In a parallel naming orgy, the college bowl games sold their names to various corporations. In 1983, the Florida Citrus Commission paid the organizers of the Tangerine Bowl to rechristen the game the Florida Citrus Bowl. In 1986 came the Sunkist Fiesta Bowl, SeaWorld Holiday Bowl, Mazda Gator Bowl, and USF&G Sugar Bowl. The John Hancock Sun Bowl, which also debuted in 1986, dropped Sun from its name in 1989 to become the first pure corporate bowl. Now all the bowls have named sponsors: the Galleryfurniture.com Bowl, the Axa/Equitable Liberty Bowl, the Chick-Fil-A Peach Bowl. The Rose Bowl now calls itself "The Rose Bowl, Presented by AT&T." Minor bowl sponsorship goes for as little as $1 million, but the biggies cost $10 million or more.
Sean Brennan, managing editor of IEG Sponsorship Report, sees corporate team nicknames on the horizon and predicts that the first ones will come pretty cheap— somewhere between $12 million and $15 million per year. That's not much more than the $7 million Federal Express pays to name the Washington Redskins' home field. Brennan says those figures will explode if corporations warm to the idea.
Corporate sellout makes huge sense for penniless, small-market teams such as the Montreal Expos, which can't even sell its TV rights. In lieu of revenue sharing, how else are comparatively small-town teams like the Expos, the Twins, and the Royals supposed to compete with the juggernaut Yankees and Braves? Of course, name sponsorship could backfire on corporations. Yankees fans might retaliate against the Nokia Cardinals by purchasing Ericsson phones. And fans might rebel against the further corporatization of sports. But given current trends, I doubt it.

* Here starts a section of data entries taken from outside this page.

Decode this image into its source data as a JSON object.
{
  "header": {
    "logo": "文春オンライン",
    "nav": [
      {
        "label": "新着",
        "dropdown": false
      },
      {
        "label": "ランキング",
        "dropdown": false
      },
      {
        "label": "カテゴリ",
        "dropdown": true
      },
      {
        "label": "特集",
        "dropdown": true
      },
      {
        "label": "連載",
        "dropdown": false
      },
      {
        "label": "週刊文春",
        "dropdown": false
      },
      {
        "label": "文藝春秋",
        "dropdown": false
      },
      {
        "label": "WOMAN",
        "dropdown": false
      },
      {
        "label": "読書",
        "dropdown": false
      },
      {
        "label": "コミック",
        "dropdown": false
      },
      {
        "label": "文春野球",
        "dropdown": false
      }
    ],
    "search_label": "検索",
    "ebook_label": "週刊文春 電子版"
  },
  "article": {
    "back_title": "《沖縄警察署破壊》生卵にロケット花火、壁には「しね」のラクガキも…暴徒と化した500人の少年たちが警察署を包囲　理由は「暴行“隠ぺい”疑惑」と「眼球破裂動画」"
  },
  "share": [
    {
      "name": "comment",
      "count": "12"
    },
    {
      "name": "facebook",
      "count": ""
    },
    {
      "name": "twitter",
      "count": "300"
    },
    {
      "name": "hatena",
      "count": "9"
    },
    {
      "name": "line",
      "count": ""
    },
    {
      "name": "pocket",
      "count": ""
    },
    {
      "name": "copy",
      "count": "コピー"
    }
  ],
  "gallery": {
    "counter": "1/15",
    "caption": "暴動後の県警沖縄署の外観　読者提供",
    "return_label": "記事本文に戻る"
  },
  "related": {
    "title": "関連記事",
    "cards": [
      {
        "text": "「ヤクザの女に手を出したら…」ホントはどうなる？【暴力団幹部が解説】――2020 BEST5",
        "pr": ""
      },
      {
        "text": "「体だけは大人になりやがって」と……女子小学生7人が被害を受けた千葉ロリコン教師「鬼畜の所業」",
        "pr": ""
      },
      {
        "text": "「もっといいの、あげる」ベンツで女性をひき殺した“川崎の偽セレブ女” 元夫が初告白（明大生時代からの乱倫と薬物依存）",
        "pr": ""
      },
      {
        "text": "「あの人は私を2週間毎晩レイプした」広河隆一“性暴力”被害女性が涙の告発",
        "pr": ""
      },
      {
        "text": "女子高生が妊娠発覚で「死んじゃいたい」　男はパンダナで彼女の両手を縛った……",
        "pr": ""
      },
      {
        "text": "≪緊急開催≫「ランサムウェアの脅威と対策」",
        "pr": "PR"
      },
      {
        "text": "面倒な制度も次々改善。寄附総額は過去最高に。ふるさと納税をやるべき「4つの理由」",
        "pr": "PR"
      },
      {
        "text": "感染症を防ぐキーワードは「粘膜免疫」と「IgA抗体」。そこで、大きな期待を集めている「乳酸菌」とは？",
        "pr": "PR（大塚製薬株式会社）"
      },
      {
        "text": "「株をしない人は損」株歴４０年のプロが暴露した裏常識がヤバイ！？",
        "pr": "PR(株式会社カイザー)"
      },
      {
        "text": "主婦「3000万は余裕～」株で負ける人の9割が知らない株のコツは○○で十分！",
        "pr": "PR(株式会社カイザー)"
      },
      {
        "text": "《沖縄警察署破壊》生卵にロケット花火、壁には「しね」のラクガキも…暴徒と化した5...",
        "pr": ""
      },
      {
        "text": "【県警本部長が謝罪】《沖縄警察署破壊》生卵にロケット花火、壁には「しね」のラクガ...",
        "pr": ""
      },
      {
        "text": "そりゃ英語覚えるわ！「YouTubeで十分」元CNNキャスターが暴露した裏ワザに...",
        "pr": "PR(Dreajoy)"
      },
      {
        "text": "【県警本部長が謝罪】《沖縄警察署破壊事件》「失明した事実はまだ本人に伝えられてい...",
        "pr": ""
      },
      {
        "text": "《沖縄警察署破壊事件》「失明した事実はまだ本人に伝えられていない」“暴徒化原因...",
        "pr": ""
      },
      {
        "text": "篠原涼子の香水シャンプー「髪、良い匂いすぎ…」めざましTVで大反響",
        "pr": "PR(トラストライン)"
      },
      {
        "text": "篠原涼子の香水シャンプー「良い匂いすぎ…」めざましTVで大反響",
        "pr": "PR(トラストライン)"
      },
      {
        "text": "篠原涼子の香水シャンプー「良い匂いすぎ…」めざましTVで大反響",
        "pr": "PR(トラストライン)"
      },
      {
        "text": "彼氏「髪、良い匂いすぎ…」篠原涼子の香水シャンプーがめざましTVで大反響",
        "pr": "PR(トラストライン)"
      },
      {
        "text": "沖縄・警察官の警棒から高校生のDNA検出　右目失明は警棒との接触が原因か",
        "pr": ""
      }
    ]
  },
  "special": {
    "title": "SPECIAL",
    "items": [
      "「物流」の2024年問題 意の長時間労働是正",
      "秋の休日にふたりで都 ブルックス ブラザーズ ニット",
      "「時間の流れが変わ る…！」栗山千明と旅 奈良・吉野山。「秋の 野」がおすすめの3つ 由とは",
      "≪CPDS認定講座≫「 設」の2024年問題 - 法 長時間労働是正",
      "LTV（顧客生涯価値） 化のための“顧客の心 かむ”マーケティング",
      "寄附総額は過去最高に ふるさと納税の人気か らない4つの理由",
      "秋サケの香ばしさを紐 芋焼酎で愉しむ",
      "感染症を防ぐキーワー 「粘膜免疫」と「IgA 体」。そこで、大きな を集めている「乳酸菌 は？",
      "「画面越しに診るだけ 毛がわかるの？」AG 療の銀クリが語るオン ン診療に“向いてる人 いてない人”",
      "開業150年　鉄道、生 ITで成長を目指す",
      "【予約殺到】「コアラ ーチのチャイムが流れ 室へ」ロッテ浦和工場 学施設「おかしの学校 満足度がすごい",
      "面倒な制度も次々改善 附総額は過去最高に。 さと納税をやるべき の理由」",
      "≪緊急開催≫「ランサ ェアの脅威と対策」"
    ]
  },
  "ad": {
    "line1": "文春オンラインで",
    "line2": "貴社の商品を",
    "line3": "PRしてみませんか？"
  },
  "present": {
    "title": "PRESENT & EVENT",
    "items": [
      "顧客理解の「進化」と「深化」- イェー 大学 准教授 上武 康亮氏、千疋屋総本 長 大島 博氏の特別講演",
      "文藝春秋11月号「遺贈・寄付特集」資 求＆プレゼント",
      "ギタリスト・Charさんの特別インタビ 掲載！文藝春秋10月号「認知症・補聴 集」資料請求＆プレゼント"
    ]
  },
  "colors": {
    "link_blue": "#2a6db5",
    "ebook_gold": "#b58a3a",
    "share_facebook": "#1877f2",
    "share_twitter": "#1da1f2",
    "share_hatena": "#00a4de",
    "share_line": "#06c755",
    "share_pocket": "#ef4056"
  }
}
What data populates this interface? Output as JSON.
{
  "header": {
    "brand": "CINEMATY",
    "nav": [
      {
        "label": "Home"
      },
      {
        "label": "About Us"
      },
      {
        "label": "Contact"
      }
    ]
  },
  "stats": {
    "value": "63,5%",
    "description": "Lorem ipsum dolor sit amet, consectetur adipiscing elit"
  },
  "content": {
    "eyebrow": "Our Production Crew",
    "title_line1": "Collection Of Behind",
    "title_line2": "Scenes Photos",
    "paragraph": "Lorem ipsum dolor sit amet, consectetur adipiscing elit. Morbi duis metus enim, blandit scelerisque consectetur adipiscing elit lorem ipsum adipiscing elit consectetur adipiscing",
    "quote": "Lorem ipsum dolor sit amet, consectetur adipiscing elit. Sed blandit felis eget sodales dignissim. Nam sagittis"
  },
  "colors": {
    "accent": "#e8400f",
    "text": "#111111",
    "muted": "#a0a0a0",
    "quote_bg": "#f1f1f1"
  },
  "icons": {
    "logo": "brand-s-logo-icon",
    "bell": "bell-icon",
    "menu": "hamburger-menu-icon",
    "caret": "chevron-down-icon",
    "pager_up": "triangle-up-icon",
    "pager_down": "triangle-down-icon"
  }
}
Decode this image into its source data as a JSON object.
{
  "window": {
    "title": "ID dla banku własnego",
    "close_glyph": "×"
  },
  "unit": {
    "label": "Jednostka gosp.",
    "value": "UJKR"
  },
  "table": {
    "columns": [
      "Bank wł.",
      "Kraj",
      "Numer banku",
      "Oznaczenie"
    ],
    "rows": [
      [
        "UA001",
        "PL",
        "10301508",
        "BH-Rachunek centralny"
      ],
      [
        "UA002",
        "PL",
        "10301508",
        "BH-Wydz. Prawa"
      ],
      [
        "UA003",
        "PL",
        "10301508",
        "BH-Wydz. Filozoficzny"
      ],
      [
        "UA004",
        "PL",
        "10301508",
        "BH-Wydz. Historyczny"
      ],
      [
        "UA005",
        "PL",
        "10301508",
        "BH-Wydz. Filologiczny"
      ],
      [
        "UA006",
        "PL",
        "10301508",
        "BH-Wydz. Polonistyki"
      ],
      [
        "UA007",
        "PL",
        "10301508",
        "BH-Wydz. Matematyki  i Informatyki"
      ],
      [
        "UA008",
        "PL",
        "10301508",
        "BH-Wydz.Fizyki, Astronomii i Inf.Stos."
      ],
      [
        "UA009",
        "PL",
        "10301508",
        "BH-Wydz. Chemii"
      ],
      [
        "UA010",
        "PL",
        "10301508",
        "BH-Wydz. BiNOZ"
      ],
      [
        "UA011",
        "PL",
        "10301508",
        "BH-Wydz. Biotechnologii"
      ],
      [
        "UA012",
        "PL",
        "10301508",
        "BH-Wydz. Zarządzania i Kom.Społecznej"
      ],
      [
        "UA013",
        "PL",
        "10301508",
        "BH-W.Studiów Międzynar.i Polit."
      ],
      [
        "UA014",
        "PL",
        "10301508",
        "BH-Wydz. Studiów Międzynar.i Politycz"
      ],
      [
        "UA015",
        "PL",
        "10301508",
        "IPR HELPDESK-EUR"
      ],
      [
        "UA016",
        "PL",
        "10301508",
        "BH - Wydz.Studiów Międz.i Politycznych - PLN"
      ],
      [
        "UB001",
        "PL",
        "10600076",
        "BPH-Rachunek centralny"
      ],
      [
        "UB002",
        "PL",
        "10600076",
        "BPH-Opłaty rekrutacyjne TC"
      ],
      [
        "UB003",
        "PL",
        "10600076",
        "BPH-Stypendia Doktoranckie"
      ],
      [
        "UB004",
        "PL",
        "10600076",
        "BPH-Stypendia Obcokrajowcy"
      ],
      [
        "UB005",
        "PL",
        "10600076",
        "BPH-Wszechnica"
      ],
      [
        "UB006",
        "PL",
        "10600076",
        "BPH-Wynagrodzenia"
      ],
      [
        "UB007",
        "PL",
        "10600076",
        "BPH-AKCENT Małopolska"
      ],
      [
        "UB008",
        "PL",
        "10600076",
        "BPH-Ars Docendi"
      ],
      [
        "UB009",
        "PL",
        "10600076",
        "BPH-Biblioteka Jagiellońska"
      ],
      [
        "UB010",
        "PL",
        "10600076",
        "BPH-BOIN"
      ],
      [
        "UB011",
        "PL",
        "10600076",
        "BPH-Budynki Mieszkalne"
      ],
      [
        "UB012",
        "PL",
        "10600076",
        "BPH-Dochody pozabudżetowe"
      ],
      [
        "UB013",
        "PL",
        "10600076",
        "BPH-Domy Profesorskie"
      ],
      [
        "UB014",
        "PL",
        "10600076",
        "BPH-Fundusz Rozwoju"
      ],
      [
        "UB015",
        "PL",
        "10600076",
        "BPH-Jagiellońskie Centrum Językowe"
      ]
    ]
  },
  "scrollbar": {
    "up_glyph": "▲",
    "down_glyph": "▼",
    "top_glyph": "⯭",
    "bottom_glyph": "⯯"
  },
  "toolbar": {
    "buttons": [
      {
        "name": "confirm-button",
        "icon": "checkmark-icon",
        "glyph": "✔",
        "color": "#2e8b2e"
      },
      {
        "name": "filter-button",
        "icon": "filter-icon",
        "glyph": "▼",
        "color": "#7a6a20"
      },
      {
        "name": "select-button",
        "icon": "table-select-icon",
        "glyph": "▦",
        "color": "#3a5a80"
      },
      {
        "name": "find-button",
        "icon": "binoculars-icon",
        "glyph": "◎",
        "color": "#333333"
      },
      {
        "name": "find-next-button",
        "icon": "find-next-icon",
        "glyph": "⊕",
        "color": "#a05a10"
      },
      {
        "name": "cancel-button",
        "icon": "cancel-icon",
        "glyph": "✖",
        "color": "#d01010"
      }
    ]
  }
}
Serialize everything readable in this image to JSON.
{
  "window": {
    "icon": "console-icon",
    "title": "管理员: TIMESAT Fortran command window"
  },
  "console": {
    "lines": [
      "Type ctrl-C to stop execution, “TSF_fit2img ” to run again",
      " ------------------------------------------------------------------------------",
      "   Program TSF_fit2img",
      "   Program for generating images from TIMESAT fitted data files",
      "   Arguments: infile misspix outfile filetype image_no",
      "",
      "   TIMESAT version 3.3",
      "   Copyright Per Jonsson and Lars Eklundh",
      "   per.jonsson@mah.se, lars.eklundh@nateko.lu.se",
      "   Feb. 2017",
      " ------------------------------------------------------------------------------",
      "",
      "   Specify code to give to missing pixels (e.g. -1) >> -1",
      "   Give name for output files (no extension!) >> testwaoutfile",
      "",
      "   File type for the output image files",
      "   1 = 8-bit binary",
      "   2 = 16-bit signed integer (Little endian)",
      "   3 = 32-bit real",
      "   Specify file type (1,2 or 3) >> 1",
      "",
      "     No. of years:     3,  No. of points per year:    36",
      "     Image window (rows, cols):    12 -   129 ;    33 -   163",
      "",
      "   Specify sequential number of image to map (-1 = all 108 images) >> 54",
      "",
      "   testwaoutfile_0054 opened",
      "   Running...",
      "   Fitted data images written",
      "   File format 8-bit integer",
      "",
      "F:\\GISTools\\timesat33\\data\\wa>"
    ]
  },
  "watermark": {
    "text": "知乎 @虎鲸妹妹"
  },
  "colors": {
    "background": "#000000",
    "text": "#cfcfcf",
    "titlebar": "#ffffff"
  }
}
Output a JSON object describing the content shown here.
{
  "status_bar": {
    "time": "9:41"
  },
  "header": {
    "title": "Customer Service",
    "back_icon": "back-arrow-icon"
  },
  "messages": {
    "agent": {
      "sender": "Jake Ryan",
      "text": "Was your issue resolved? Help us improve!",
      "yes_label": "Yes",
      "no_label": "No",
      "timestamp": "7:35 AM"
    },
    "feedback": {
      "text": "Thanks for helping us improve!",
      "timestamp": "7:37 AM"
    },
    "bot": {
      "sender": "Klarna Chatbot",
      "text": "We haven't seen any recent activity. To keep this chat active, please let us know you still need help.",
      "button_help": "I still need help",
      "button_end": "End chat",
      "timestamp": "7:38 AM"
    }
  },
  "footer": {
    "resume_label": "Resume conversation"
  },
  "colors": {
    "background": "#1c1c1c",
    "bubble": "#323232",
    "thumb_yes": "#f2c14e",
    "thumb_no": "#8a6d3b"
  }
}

Would the pro leagues allow it? No NFL rule prohibits it, but the commissioner maintains veto power over any name change, and an NFL spokesperson says the league wouldn't allow it. The other major leagues declined to answer the question. But one can imagine the more litigious owners taking their leagues to court to fight for the right to change their names. When the NFL tried to keep Al Davis from moving the Raiders to Los Angeles, Davis sued and won. When the league barred Jerry Jones from signing Cowboys endorsement deals with Nike and Pepsi, he sued and the NFL dropped its complaint. With hundreds of millions up for grabs, the leagues, never strong on anti-corporate principle, are sure to acquiesce.
So, who's on first? Kansas City could sell its name to Sprint, and it wouldn't even sound that bad. A jingoistic Canadian brewery might want to buy a hockey team name. The Molson Canadiens has a nice ring to it. But I predict a team already embroiled in a naming controversy will arrive first on the market: the Washington Redskins. The name offends a lot of people, and Daniel Snyder's appetite for money is insatiable. But what name? Tom Clancy might pay for the Washington Red Storm Rising. Wrigley could get back into the sports biz with the Wrigley Big Red. Perhaps Red Roof Inns would be interested in sponsoring the Red Roof Inn Red Roofs. If continuity matters, the Redskins could sell out to the shampoo company and play as the Washington Redkens. But if Snyder knows what's good for him, he'll merge football and cosmetics: the Avon Skin-So-Softs.